§ TASK TO CARRY OUT: Find each line below where the word "Nikolai" occurs, and copy it.

§ DATA PROVIDED:
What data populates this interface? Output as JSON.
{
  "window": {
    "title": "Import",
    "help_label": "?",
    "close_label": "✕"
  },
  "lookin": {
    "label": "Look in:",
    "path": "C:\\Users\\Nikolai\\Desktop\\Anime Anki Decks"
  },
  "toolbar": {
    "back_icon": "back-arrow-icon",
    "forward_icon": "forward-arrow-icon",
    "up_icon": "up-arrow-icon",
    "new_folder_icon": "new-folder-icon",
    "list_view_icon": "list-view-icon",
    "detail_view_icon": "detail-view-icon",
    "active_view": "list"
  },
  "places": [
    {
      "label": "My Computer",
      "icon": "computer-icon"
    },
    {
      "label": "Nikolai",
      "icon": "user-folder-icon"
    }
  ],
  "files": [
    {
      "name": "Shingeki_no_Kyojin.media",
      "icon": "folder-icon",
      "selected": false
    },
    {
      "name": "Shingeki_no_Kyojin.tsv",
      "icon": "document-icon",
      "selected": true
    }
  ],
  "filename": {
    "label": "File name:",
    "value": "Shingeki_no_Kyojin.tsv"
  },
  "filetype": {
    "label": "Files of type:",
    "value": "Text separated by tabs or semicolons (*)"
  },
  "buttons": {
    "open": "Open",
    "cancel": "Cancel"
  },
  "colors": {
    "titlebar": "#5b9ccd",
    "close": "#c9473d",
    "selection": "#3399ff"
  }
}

§ ANSWER AREA:
    "path": "C:\\Users\\Nikolai\\Desktop\\Anime Anki Decks"
      "label": "Nikolai",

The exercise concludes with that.